_PROVIDED MATERIAL_
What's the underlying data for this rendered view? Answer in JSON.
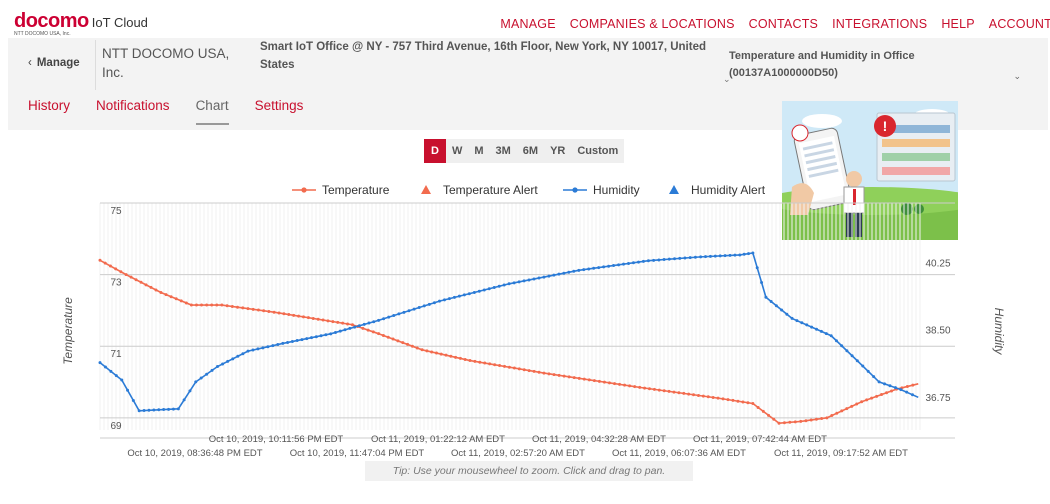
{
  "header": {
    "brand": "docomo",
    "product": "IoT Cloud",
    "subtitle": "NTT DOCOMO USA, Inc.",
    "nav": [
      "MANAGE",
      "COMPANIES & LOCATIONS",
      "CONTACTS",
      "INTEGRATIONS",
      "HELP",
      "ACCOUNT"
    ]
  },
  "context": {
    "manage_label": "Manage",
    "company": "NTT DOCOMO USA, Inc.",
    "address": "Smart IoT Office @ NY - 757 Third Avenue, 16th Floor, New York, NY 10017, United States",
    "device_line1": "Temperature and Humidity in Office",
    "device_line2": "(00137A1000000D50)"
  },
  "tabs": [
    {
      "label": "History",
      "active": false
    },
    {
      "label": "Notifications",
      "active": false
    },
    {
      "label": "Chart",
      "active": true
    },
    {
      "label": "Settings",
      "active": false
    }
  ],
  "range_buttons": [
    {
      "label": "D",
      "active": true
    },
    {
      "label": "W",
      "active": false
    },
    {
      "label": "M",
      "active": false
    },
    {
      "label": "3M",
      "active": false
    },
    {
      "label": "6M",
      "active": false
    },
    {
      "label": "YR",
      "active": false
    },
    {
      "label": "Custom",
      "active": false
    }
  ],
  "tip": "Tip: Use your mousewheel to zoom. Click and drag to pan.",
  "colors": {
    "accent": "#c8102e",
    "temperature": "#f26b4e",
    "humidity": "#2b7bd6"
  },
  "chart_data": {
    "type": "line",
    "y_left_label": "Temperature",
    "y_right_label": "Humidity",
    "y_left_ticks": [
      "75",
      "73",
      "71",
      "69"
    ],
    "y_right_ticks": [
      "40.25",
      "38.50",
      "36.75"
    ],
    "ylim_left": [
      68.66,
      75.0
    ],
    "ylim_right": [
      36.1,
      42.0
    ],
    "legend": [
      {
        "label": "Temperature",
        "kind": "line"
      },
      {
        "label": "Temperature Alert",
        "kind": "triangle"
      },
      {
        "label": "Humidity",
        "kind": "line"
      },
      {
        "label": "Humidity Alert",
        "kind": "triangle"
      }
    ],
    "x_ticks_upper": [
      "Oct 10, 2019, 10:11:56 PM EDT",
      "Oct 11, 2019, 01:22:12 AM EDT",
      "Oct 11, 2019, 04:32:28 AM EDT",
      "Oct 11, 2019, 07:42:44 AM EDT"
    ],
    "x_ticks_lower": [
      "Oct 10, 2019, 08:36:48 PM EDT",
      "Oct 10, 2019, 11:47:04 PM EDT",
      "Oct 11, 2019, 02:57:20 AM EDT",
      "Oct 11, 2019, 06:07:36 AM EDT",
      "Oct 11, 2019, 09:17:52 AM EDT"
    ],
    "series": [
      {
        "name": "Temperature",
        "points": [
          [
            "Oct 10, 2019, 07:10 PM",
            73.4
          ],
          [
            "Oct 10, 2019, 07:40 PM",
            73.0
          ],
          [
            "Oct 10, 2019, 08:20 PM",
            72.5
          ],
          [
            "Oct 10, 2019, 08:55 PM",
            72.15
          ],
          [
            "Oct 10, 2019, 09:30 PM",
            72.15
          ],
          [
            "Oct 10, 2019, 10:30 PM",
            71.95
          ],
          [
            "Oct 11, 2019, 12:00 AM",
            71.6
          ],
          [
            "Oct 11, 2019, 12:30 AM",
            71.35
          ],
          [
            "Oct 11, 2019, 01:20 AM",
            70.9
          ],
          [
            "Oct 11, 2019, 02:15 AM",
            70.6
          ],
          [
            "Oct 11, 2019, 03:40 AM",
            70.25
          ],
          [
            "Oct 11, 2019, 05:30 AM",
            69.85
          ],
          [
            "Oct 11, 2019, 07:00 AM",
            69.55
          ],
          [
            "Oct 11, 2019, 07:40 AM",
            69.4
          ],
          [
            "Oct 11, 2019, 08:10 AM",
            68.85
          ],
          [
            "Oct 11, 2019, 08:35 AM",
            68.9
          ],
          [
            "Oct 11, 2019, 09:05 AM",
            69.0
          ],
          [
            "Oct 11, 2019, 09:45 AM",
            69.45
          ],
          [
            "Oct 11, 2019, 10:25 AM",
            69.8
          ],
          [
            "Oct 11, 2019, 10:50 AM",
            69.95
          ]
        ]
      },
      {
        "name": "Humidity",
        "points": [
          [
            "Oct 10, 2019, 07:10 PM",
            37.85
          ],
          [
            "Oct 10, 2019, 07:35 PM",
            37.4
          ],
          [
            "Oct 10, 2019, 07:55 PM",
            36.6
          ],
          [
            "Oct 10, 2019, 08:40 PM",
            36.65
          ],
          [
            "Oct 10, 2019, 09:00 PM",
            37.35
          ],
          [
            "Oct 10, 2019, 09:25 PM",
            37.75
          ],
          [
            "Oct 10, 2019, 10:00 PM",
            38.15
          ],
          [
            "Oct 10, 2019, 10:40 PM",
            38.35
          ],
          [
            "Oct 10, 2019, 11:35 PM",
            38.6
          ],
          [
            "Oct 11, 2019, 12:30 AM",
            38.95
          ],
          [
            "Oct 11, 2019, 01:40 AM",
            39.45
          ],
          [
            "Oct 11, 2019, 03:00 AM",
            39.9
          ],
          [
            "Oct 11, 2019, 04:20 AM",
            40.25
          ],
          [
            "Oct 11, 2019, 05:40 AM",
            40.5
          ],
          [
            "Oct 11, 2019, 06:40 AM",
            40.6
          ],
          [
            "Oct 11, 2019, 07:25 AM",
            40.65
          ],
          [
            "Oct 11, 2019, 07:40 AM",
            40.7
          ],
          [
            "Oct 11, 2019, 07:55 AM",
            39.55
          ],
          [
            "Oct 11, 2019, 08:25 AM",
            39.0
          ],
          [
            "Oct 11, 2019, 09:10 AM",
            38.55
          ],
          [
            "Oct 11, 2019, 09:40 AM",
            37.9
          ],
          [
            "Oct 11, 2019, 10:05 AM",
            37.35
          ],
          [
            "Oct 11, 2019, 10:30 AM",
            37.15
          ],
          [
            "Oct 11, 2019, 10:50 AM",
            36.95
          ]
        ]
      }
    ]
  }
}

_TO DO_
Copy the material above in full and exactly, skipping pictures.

_RESPONSE TO THIS TASK_
What's the underlying data for this rendered view? Answer in JSON.
{
  "header": {
    "brand": "docomo",
    "product": "IoT Cloud",
    "subtitle": "NTT DOCOMO USA, Inc.",
    "nav": [
      "MANAGE",
      "COMPANIES & LOCATIONS",
      "CONTACTS",
      "INTEGRATIONS",
      "HELP",
      "ACCOUNT"
    ]
  },
  "context": {
    "manage_label": "Manage",
    "company": "NTT DOCOMO USA, Inc.",
    "address": "Smart IoT Office @ NY - 757 Third Avenue, 16th Floor, New York, NY 10017, United States",
    "device_line1": "Temperature and Humidity in Office",
    "device_line2": "(00137A1000000D50)"
  },
  "tabs": [
    {
      "label": "History",
      "active": false
    },
    {
      "label": "Notifications",
      "active": false
    },
    {
      "label": "Chart",
      "active": true
    },
    {
      "label": "Settings",
      "active": false
    }
  ],
  "range_buttons": [
    {
      "label": "D",
      "active": true
    },
    {
      "label": "W",
      "active": false
    },
    {
      "label": "M",
      "active": false
    },
    {
      "label": "3M",
      "active": false
    },
    {
      "label": "6M",
      "active": false
    },
    {
      "label": "YR",
      "active": false
    },
    {
      "label": "Custom",
      "active": false
    }
  ],
  "tip": "Tip: Use your mousewheel to zoom. Click and drag to pan.",
  "colors": {
    "accent": "#c8102e",
    "temperature": "#f26b4e",
    "humidity": "#2b7bd6"
  },
  "chart_data": {
    "type": "line",
    "y_left_label": "Temperature",
    "y_right_label": "Humidity",
    "y_left_ticks": [
      "75",
      "73",
      "71",
      "69"
    ],
    "y_right_ticks": [
      "40.25",
      "38.50",
      "36.75"
    ],
    "ylim_left": [
      68.66,
      75.0
    ],
    "ylim_right": [
      36.1,
      42.0
    ],
    "legend": [
      {
        "label": "Temperature",
        "kind": "line"
      },
      {
        "label": "Temperature Alert",
        "kind": "triangle"
      },
      {
        "label": "Humidity",
        "kind": "line"
      },
      {
        "label": "Humidity Alert",
        "kind": "triangle"
      }
    ],
    "x_ticks_upper": [
      "Oct 10, 2019, 10:11:56 PM EDT",
      "Oct 11, 2019, 01:22:12 AM EDT",
      "Oct 11, 2019, 04:32:28 AM EDT",
      "Oct 11, 2019, 07:42:44 AM EDT"
    ],
    "x_ticks_lower": [
      "Oct 10, 2019, 08:36:48 PM EDT",
      "Oct 10, 2019, 11:47:04 PM EDT",
      "Oct 11, 2019, 02:57:20 AM EDT",
      "Oct 11, 2019, 06:07:36 AM EDT",
      "Oct 11, 2019, 09:17:52 AM EDT"
    ],
    "series": [
      {
        "name": "Temperature",
        "points": [
          [
            "Oct 10, 2019, 07:10 PM",
            73.4
          ],
          [
            "Oct 10, 2019, 07:40 PM",
            73.0
          ],
          [
            "Oct 10, 2019, 08:20 PM",
            72.5
          ],
          [
            "Oct 10, 2019, 08:55 PM",
            72.15
          ],
          [
            "Oct 10, 2019, 09:30 PM",
            72.15
          ],
          [
            "Oct 10, 2019, 10:30 PM",
            71.95
          ],
          [
            "Oct 11, 2019, 12:00 AM",
            71.6
          ],
          [
            "Oct 11, 2019, 12:30 AM",
            71.35
          ],
          [
            "Oct 11, 2019, 01:20 AM",
            70.9
          ],
          [
            "Oct 11, 2019, 02:15 AM",
            70.6
          ],
          [
            "Oct 11, 2019, 03:40 AM",
            70.25
          ],
          [
            "Oct 11, 2019, 05:30 AM",
            69.85
          ],
          [
            "Oct 11, 2019, 07:00 AM",
            69.55
          ],
          [
            "Oct 11, 2019, 07:40 AM",
            69.4
          ],
          [
            "Oct 11, 2019, 08:10 AM",
            68.85
          ],
          [
            "Oct 11, 2019, 08:35 AM",
            68.9
          ],
          [
            "Oct 11, 2019, 09:05 AM",
            69.0
          ],
          [
            "Oct 11, 2019, 09:45 AM",
            69.45
          ],
          [
            "Oct 11, 2019, 10:25 AM",
            69.8
          ],
          [
            "Oct 11, 2019, 10:50 AM",
            69.95
          ]
        ]
      },
      {
        "name": "Humidity",
        "points": [
          [
            "Oct 10, 2019, 07:10 PM",
            37.85
          ],
          [
            "Oct 10, 2019, 07:35 PM",
            37.4
          ],
          [
            "Oct 10, 2019, 07:55 PM",
            36.6
          ],
          [
            "Oct 10, 2019, 08:40 PM",
            36.65
          ],
          [
            "Oct 10, 2019, 09:00 PM",
            37.35
          ],
          [
            "Oct 10, 2019, 09:25 PM",
            37.75
          ],
          [
            "Oct 10, 2019, 10:00 PM",
            38.15
          ],
          [
            "Oct 10, 2019, 10:40 PM",
            38.35
          ],
          [
            "Oct 10, 2019, 11:35 PM",
            38.6
          ],
          [
            "Oct 11, 2019, 12:30 AM",
            38.95
          ],
          [
            "Oct 11, 2019, 01:40 AM",
            39.45
          ],
          [
            "Oct 11, 2019, 03:00 AM",
            39.9
          ],
          [
            "Oct 11, 2019, 04:20 AM",
            40.25
          ],
          [
            "Oct 11, 2019, 05:40 AM",
            40.5
          ],
          [
            "Oct 11, 2019, 06:40 AM",
            40.6
          ],
          [
            "Oct 11, 2019, 07:25 AM",
            40.65
          ],
          [
            "Oct 11, 2019, 07:40 AM",
            40.7
          ],
          [
            "Oct 11, 2019, 07:55 AM",
            39.55
          ],
          [
            "Oct 11, 2019, 08:25 AM",
            39.0
          ],
          [
            "Oct 11, 2019, 09:10 AM",
            38.55
          ],
          [
            "Oct 11, 2019, 09:40 AM",
            37.9
          ],
          [
            "Oct 11, 2019, 10:05 AM",
            37.35
          ],
          [
            "Oct 11, 2019, 10:30 AM",
            37.15
          ],
          [
            "Oct 11, 2019, 10:50 AM",
            36.95
          ]
        ]
      }
    ]
  }
}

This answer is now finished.